### [What the task requires]
Your copy should hold every record verbatim and none of the pictures.

### [Data to use]
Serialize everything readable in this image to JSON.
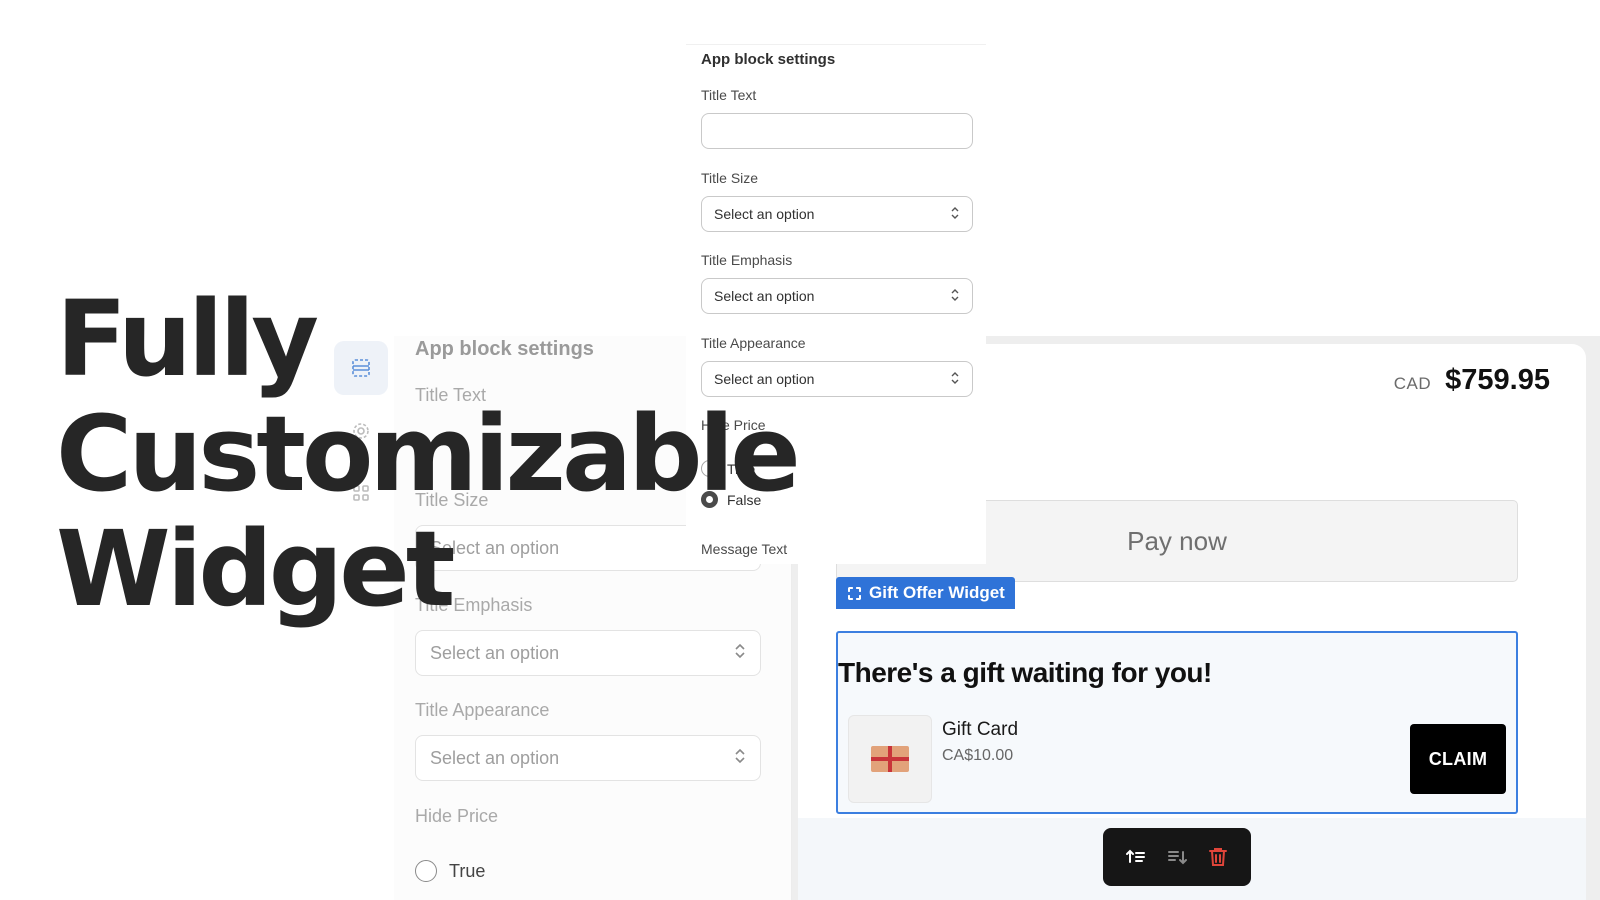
{
  "hero": {
    "lines": [
      "Fully",
      "Customizable",
      "Widget"
    ]
  },
  "settings_panel_front": {
    "heading": "App block settings",
    "title_text_label": "Title Text",
    "title_text_value": "",
    "title_size_label": "Title Size",
    "title_size_value": "Select an option",
    "title_emphasis_label": "Title Emphasis",
    "title_emphasis_value": "Select an option",
    "title_appearance_label": "Title Appearance",
    "title_appearance_value": "Select an option",
    "hide_price_label": "Hide Price",
    "hide_price_options": [
      "True",
      "False"
    ],
    "hide_price_selected": "False",
    "message_text_label": "Message Text"
  },
  "settings_panel_back": {
    "heading": "App block settings",
    "title_text_label": "Title Text",
    "title_size_label": "Title Size",
    "title_size_value": "Select an option",
    "title_emphasis_label": "Title Emphasis",
    "title_emphasis_value": "Select an option",
    "title_appearance_label": "Title Appearance",
    "title_appearance_value": "Select an option",
    "hide_price_label": "Hide Price",
    "hide_price_option_true": "True"
  },
  "checkout": {
    "currency": "CAD",
    "total": "$759.95",
    "pay_button": "Pay now"
  },
  "widget": {
    "tag_label": "Gift Offer Widget",
    "heading": "There's a gift waiting for you!",
    "product_name": "Gift Card",
    "product_price": "CA$10.00",
    "claim_button": "CLAIM"
  },
  "colors": {
    "accent_blue": "#2f73d8",
    "claim_button_bg": "#000000",
    "delete_icon": "#e0453a"
  },
  "icons": {
    "toolbar": [
      "move-up-icon",
      "move-down-icon",
      "delete-icon"
    ],
    "sidebar": [
      "section-icon",
      "settings-icon",
      "apps-icon"
    ]
  }
}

### [Your solution]
Serialize everything readable in this image to JSON.
{
  "hero": {
    "lines": [
      "Fully",
      "Customizable",
      "Widget"
    ]
  },
  "settings_panel_front": {
    "heading": "App block settings",
    "title_text_label": "Title Text",
    "title_text_value": "",
    "title_size_label": "Title Size",
    "title_size_value": "Select an option",
    "title_emphasis_label": "Title Emphasis",
    "title_emphasis_value": "Select an option",
    "title_appearance_label": "Title Appearance",
    "title_appearance_value": "Select an option",
    "hide_price_label": "Hide Price",
    "hide_price_options": [
      "True",
      "False"
    ],
    "hide_price_selected": "False",
    "message_text_label": "Message Text"
  },
  "settings_panel_back": {
    "heading": "App block settings",
    "title_text_label": "Title Text",
    "title_size_label": "Title Size",
    "title_size_value": "Select an option",
    "title_emphasis_label": "Title Emphasis",
    "title_emphasis_value": "Select an option",
    "title_appearance_label": "Title Appearance",
    "title_appearance_value": "Select an option",
    "hide_price_label": "Hide Price",
    "hide_price_option_true": "True"
  },
  "checkout": {
    "currency": "CAD",
    "total": "$759.95",
    "pay_button": "Pay now"
  },
  "widget": {
    "tag_label": "Gift Offer Widget",
    "heading": "There's a gift waiting for you!",
    "product_name": "Gift Card",
    "product_price": "CA$10.00",
    "claim_button": "CLAIM"
  },
  "colors": {
    "accent_blue": "#2f73d8",
    "claim_button_bg": "#000000",
    "delete_icon": "#e0453a"
  },
  "icons": {
    "toolbar": [
      "move-up-icon",
      "move-down-icon",
      "delete-icon"
    ],
    "sidebar": [
      "section-icon",
      "settings-icon",
      "apps-icon"
    ]
  }
}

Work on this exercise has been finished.